- SUPPLIED RECORDS

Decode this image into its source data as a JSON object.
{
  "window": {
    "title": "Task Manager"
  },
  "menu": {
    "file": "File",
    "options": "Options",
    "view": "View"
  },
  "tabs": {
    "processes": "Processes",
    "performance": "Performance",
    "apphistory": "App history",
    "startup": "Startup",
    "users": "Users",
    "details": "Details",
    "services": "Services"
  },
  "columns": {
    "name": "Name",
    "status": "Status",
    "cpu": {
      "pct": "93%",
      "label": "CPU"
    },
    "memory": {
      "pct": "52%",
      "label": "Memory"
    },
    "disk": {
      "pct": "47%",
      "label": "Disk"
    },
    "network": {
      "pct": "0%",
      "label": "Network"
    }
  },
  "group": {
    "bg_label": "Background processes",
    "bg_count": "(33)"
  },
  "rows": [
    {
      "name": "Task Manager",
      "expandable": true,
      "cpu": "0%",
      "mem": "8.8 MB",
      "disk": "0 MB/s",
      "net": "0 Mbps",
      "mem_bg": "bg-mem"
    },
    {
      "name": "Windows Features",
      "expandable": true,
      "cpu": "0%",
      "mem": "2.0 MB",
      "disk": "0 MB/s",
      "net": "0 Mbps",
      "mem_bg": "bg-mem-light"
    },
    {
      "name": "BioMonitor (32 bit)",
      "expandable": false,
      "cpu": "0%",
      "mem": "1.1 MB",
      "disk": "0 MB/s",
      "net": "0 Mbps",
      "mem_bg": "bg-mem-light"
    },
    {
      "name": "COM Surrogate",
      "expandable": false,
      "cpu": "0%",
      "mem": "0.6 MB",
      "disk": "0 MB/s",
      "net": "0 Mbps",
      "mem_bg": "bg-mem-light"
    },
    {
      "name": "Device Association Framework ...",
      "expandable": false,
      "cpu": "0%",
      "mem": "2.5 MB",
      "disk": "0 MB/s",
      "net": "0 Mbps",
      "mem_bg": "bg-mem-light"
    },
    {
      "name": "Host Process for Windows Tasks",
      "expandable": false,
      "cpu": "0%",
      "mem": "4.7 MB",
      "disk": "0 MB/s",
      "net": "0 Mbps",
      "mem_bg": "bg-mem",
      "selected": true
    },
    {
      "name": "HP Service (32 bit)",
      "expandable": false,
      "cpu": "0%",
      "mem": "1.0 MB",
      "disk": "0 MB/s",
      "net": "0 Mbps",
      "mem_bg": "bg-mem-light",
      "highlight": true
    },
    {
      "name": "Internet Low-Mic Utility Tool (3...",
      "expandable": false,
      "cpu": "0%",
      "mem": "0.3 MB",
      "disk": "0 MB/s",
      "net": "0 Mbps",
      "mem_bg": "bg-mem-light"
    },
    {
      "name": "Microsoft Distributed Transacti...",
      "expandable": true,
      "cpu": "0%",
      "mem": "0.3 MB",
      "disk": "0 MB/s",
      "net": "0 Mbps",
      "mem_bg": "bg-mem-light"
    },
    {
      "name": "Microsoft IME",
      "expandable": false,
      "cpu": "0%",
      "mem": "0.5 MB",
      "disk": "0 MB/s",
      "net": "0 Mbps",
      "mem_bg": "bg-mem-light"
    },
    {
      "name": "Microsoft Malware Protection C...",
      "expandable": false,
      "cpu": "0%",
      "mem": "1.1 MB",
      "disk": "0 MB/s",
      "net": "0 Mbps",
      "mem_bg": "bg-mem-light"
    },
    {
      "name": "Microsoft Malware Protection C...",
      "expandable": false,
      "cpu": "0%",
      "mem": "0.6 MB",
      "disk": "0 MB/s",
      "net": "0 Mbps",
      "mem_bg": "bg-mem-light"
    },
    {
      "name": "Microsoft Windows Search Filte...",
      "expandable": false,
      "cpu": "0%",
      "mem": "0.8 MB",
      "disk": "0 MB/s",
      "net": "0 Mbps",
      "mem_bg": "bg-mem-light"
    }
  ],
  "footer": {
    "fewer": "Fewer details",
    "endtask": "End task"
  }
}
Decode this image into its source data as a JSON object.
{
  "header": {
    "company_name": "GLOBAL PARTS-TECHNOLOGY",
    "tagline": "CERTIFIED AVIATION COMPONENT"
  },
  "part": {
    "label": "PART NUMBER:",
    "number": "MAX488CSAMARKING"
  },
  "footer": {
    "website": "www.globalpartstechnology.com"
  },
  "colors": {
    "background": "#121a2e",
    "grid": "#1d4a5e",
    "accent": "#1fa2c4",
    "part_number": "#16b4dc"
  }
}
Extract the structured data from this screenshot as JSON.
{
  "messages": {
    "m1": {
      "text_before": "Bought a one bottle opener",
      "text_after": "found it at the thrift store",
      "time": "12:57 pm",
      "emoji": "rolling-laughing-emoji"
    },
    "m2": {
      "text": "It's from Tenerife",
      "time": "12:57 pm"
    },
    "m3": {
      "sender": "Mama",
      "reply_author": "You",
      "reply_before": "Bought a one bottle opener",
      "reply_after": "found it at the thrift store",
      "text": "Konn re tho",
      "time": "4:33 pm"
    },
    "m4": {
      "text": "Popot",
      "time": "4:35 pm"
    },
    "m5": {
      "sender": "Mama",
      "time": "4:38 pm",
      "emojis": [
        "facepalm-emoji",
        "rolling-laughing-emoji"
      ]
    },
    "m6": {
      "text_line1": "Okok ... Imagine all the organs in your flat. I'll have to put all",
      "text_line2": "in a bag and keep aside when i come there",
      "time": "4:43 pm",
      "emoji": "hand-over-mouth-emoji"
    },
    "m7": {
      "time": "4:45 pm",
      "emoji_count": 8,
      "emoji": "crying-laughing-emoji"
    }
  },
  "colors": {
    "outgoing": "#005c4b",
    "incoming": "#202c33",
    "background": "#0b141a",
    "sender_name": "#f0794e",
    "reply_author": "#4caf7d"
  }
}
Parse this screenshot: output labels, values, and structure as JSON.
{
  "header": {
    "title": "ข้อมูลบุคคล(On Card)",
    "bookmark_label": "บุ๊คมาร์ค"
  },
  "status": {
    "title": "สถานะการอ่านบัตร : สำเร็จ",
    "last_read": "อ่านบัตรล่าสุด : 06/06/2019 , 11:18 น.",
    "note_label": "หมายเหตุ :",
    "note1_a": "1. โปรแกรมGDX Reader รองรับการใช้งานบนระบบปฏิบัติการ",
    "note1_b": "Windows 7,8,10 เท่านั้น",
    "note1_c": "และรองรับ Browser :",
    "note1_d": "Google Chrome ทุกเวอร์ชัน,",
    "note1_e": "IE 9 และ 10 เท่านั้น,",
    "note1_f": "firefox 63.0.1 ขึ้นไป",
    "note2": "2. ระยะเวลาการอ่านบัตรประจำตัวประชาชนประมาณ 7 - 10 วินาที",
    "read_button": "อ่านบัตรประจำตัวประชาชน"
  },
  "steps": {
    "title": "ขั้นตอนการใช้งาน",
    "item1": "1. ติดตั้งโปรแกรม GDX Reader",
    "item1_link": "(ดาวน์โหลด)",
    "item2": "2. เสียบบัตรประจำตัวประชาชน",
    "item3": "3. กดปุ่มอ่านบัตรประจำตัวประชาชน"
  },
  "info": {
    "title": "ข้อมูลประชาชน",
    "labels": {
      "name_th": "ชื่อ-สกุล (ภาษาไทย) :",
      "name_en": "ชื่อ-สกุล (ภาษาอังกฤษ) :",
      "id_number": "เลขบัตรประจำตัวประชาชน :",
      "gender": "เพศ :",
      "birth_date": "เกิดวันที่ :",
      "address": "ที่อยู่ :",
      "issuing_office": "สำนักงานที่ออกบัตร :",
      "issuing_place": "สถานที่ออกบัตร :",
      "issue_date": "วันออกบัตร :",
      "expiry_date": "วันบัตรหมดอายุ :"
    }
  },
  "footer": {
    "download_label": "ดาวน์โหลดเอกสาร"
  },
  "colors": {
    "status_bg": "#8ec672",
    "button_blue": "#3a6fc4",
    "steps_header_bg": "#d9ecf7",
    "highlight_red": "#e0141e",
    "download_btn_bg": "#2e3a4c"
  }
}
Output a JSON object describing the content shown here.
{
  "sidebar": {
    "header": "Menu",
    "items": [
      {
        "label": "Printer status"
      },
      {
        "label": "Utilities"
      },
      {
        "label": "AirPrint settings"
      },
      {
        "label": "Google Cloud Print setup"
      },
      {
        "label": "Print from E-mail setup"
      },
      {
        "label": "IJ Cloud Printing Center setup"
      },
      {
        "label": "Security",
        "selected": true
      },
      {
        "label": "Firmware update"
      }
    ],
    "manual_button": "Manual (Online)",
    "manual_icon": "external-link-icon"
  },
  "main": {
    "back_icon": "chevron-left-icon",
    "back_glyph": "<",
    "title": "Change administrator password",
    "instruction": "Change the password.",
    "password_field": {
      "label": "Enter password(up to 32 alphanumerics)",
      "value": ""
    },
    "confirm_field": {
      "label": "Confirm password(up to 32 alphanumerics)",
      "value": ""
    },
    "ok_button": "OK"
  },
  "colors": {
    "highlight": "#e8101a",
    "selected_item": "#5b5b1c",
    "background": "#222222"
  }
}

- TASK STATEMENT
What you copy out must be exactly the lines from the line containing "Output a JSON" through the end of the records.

- YOUR SOLUTION
Output a JSON object describing the content shown here.
{
  "sidebar": {
    "header": "Menu",
    "items": [
      {
        "label": "Printer status"
      },
      {
        "label": "Utilities"
      },
      {
        "label": "AirPrint settings"
      },
      {
        "label": "Google Cloud Print setup"
      },
      {
        "label": "Print from E-mail setup"
      },
      {
        "label": "IJ Cloud Printing Center setup"
      },
      {
        "label": "Security",
        "selected": true
      },
      {
        "label": "Firmware update"
      }
    ],
    "manual_button": "Manual (Online)",
    "manual_icon": "external-link-icon"
  },
  "main": {
    "back_icon": "chevron-left-icon",
    "back_glyph": "<",
    "title": "Change administrator password",
    "instruction": "Change the password.",
    "password_field": {
      "label": "Enter password(up to 32 alphanumerics)",
      "value": ""
    },
    "confirm_field": {
      "label": "Confirm password(up to 32 alphanumerics)",
      "value": ""
    },
    "ok_button": "OK"
  },
  "colors": {
    "highlight": "#e8101a",
    "selected_item": "#5b5b1c",
    "background": "#222222"
  }
}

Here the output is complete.